TOWNSVILLE-MACKAY Medicare Local Chairman Dr Kevin Arlett is shocked by the startling reality of health data collated by the organisation during the past year that gives a snapshot of the health in the community.
He said that despite the incredible amount of education and work being done to tackle chronic and preventable disease, nearly a quarter of adults in the region are smokers and three quarters of adults are either overweight or obese.
"There is some really promising data like 80% of people in our region visiting a GP and very high percentage of indigenous children who are fully immunised but there's also some really startling numbers," Dr Arlett said.


Facts on PBS Co-payment

A PBS co-payment has been in place since 1960, and has had the support of successive Governments since then.
Page last updated: 14 July 2014
14 July 2014
A PBS co-payment has been in place since 1960, and has had the support of successive Governments since then. But that was before Labor lost its way.
Labor should explain why they are opposing a PBS co-payment; something that has had the support of both sides of parliament over the past 50 years.
Labor increased the PBS co-payment by 100 per cent in 1986 and it was Labor who first introduced a PBS co-payment for pensioners in 1991.
It seems the fuss is not yet settled - to say the least. Will be fascinating to see how all this plays out.
The crucial New Senate has shown itself to be rather an extreme rabble and just where we will all wind up is rather in the lap of the gods!
To remind readers there is also a great deal of useful health discussion here from The Conversation.
Also a huge section on the overall budget found here:

1 comment:

Anonymous said...

Ernst and Young said MEDICARE LOCALS lacked a “clearly defined and measurable strategy and role” and the Coalition said they were an unnecessary ¬bureaucracy that diverted federal funds from frontline services

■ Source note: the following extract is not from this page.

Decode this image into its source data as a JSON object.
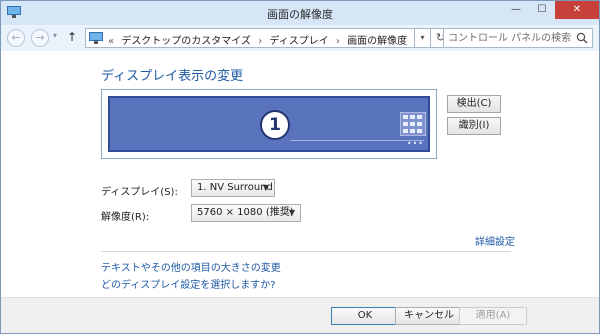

Mmmm -- sounds more like the Department’s approach to eHealth, NEHTA and the PCEHR.